Dating blenko glass
From the standpoint of most collectors of antique bottles, the name and location of the company the bottle was made for, and the name of the product that was originally contained in the bottle (one or both of which may be embossed on the bottle) is often considered to be of more interest or importance than the glass factory where the bottle was actually manufactured.However, this site is geared with more emphasis on the actual themselves.
Another source of confusion was the common practice of engraving the “G” (especially in the 1880-1920 period) to appear very close in similarity to a “C”, the only difference between the two being a small “tail” pointing in a downward or “southeasterly” direction on the lower right-hand side of the letter G. I will occasionally be adding more data to these pages as I uncover more accurate information.

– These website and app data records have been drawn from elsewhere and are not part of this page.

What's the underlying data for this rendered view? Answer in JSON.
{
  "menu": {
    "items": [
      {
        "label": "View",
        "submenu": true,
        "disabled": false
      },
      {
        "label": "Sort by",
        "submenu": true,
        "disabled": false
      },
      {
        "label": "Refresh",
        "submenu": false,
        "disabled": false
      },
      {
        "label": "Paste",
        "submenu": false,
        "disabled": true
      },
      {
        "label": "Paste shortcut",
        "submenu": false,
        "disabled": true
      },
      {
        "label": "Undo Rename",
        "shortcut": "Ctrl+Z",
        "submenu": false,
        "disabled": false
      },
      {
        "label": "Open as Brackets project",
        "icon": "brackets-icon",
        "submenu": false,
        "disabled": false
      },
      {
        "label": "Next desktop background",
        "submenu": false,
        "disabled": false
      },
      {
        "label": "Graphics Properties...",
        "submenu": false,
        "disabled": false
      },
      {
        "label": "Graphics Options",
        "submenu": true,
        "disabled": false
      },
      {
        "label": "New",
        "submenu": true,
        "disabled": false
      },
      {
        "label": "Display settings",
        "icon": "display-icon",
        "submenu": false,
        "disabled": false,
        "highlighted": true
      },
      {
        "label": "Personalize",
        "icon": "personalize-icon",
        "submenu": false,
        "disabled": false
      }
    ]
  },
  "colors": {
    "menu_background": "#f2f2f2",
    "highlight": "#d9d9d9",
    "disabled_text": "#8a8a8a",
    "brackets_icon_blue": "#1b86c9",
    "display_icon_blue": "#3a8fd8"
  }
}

This list primarily includes marks that represent the actual glass company that made the container.
Many marks are encountered that indicate the company whose product was contained within it, or are trademarks (“brand names”) that give no indication of who actually made the glass, and those are (with quite a few exceptions) , not included in my list.
Researcher/historian Tod Von Mechow has compiled a large quantity of in-depth information on antique beer bottles, including both pottery and glass bottles.
I would encourage anyone interested in makers’ marks on beer bottles (and soda bottles) to check out his site…..